Exercise description: Type out all the records once more, exactly.

Data listing:

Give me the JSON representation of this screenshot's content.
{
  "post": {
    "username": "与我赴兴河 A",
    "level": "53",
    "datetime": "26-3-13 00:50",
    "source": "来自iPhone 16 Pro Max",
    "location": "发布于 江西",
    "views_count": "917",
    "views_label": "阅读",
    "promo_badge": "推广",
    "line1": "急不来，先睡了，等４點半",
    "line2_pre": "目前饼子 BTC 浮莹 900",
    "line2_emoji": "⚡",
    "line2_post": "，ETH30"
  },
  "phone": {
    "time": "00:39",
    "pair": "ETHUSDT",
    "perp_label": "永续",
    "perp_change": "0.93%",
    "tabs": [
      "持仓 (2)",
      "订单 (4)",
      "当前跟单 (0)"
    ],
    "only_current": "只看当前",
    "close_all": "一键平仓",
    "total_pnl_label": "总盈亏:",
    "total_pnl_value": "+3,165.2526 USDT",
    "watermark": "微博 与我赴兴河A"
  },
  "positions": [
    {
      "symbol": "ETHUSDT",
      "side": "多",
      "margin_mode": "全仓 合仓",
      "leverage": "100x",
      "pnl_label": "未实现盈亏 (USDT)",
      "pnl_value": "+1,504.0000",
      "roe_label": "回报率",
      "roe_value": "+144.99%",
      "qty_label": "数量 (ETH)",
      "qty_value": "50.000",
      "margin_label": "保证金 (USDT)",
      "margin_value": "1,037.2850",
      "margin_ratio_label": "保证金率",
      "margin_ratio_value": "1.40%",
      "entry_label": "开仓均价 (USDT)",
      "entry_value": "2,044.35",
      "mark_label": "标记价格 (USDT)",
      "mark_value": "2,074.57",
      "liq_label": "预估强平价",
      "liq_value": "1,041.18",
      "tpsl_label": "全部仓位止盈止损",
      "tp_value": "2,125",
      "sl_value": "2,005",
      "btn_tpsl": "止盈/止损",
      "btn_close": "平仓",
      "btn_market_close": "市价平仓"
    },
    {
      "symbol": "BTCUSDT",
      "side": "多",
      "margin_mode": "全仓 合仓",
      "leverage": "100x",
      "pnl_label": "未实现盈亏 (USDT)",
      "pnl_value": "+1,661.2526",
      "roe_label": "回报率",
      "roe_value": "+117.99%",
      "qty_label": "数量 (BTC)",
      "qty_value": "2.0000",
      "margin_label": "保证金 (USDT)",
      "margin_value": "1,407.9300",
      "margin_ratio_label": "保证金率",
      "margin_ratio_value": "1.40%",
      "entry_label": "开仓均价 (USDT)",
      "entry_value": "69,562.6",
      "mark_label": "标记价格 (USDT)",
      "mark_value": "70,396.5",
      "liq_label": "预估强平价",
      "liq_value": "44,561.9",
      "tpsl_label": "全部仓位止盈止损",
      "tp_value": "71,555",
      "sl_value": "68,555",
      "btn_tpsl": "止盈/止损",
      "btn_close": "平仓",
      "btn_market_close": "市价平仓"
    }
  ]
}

Expected output:
Give me the JSON representation of this screenshot's content.
{
  "post": {
    "username": "与我赴兴河 A",
    "level": "53",
    "datetime": "26-3-13 00:50",
    "source": "来自iPhone 16 Pro Max",
    "location": "发布于 江西",
    "views_count": "917",
    "views_label": "阅读",
    "promo_badge": "推广",
    "line1": "急不来，先睡了，等４點半",
    "line2_pre": "目前饼子 BTC 浮莹 900",
    "line2_emoji": "⚡",
    "line2_post": "，ETH30"
  },
  "phone": {
    "time": "00:39",
    "pair": "ETHUSDT",
    "perp_label": "永续",
    "perp_change": "0.93%",
    "tabs": [
      "持仓 (2)",
      "订单 (4)",
      "当前跟单 (0)"
    ],
    "only_current": "只看当前",
    "close_all": "一键平仓",
    "total_pnl_label": "总盈亏:",
    "total_pnl_value": "+3,165.2526 USDT",
    "watermark": "微博 与我赴兴河A"
  },
  "positions": [
    {
      "symbol": "ETHUSDT",
      "side": "多",
      "margin_mode": "全仓 合仓",
      "leverage": "100x",
      "pnl_label": "未实现盈亏 (USDT)",
      "pnl_value": "+1,504.0000",
      "roe_label": "回报率",
      "roe_value": "+144.99%",
      "qty_label": "数量 (ETH)",
      "qty_value": "50.000",
      "margin_label": "保证金 (USDT)",
      "margin_value": "1,037.2850",
      "margin_ratio_label": "保证金率",
      "margin_ratio_value": "1.40%",
      "entry_label": "开仓均价 (USDT)",
      "entry_value": "2,044.35",
      "mark_label": "标记价格 (USDT)",
      "mark_value": "2,074.57",
      "liq_label": "预估强平价",
      "liq_value": "1,041.18",
      "tpsl_label": "全部仓位止盈止损",
      "tp_value": "2,125",
      "sl_value": "2,005",
      "btn_tpsl": "止盈/止损",
      "btn_close": "平仓",
      "btn_market_close": "市价平仓"
    },
    {
      "symbol": "BTCUSDT",
      "side": "多",
      "margin_mode": "全仓 合仓",
      "leverage": "100x",
      "pnl_label": "未实现盈亏 (USDT)",
      "pnl_value": "+1,661.2526",
      "roe_label": "回报率",
      "roe_value": "+117.99%",
      "qty_label": "数量 (BTC)",
      "qty_value": "2.0000",
      "margin_label": "保证金 (USDT)",
      "margin_value": "1,407.9300",
      "margin_ratio_label": "保证金率",
      "margin_ratio_value": "1.40%",
      "entry_label": "开仓均价 (USDT)",
      "entry_value": "69,562.6",
      "mark_label": "标记价格 (USDT)",
      "mark_value": "70,396.5",
      "liq_label": "预估强平价",
      "liq_value": "44,561.9",
      "tpsl_label": "全部仓位止盈止损",
      "tp_value": "71,555",
      "sl_value": "68,555",
      "btn_tpsl": "止盈/止损",
      "btn_close": "平仓",
      "btn_market_close": "市价平仓"
    }
  ]
}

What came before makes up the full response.